Every time I look at that shelf I feel amazed at what I’ve done
This photograph popped up on my timeline over on Facebook today, reminding me of the pure exhilaration and joy I felt on this day exactly four years ago. This was the moment I nestled my own paperback, Invisible, on my bookshelf. I kept stepping back and gazing at it, as if afraid it might disappear into the dream it surely must be. I’d written a book. A whole book! How? Would I ever manage to write another one? To be honest, at that moment I wouldn’t have minded if I hadn’t, because to simply have done it once was the fulfilment of a lot of fantasising and even more hard work. So many people want to write a book; fewer ever get round to starting; even less finish. To have done that much was cause for celebration.
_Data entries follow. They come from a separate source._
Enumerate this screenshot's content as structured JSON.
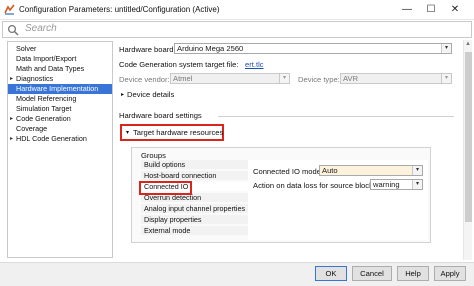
{
  "window": {
    "title": "Configuration Parameters: untitled/Configuration (Active)",
    "minimize": "—",
    "maximize": "☐",
    "close": "✕"
  },
  "search": {
    "placeholder": "Search"
  },
  "tree": {
    "items": [
      {
        "label": "Solver",
        "expandable": false,
        "selected": false
      },
      {
        "label": "Data Import/Export",
        "expandable": false,
        "selected": false
      },
      {
        "label": "Math and Data Types",
        "expandable": false,
        "selected": false
      },
      {
        "label": "Diagnostics",
        "expandable": true,
        "selected": false
      },
      {
        "label": "Hardware Implementation",
        "expandable": false,
        "selected": true
      },
      {
        "label": "Model Referencing",
        "expandable": false,
        "selected": false
      },
      {
        "label": "Simulation Target",
        "expandable": false,
        "selected": false
      },
      {
        "label": "Code Generation",
        "expandable": true,
        "selected": false
      },
      {
        "label": "Coverage",
        "expandable": false,
        "selected": false
      },
      {
        "label": "HDL Code Generation",
        "expandable": true,
        "selected": false
      }
    ],
    "expand_glyph": "▸"
  },
  "hardware": {
    "board_label": "Hardware board:",
    "board_value": "Arduino Mega 2560",
    "target_file_label": "Code Generation system target file:",
    "target_file_link": "ert.tlc",
    "vendor_label": "Device vendor:",
    "vendor_value": "Atmel",
    "type_label": "Device type:",
    "type_value": "AVR",
    "device_details": "Device details",
    "board_settings": "Hardware board settings",
    "target_resources": "Target hardware resources"
  },
  "groups": {
    "heading": "Groups",
    "items": [
      "Build options",
      "Host-board connection",
      "Connected IO",
      "Overrun detection",
      "Analog input channel properties",
      "Display properties",
      "External mode"
    ],
    "active_index": 2
  },
  "connected_io": {
    "mode_label": "Connected IO mode:",
    "mode_value": "Auto",
    "data_loss_label": "Action on data loss for source blocks:",
    "data_loss_value": "warning"
  },
  "glyphs": {
    "collapsed": "▸",
    "expanded": "▾",
    "dropdown": "▾",
    "scroll_up": "▲"
  },
  "buttons": {
    "ok": "OK",
    "cancel": "Cancel",
    "help": "Help",
    "apply": "Apply"
  },
  "colors": {
    "selection": "#3875d7",
    "highlight_box": "#d9261c",
    "link": "#1a4fb0"
  }
}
The dream had started around six and a half years earlier, when I got my Big Idea, but coalesced into something more solid and serious five years ago (oddly enough, almost to the day). Because five years ago I finally managed to successfully persuade my boss to let me take voluntary redundancy from my job as special projects editor (my role was to design new magazines, relaunch older ones that needed freshening up, and also edit a real life mag I’d just launched along with fabulous magazine designer Ali Christie). My 40th birthday was approaching, and with it the growing feeling that now was the time to do something crazy, jump from my well-paid job, and gamble everything on trying to become a successful author. It was stupid, irresponsible, rash… It was absolutely the right thing to do.
A year later, I self-published Invisible. It was eventually joined on my bookshelf by Flowers For The Dead. I signed with my publisher, Bookouture, in October 2016, and last year two more titles, The Darkest Lies, and Her Last Secret, snuggled beside my self-published books.
Four years, four books. I’m not the most prolific of authors, but every time I look at that shelf I feel amazed at what I’ve done. Today is a very special day – one that would have passed me by without Facebook reminding me. I wish I could tell my past self not to worry, because the silly decision to quit my job would be one I have never, even for a moment, regretted. Dreams have come true, and been replaced with new ones. Tomorrow, who can say what might turn up?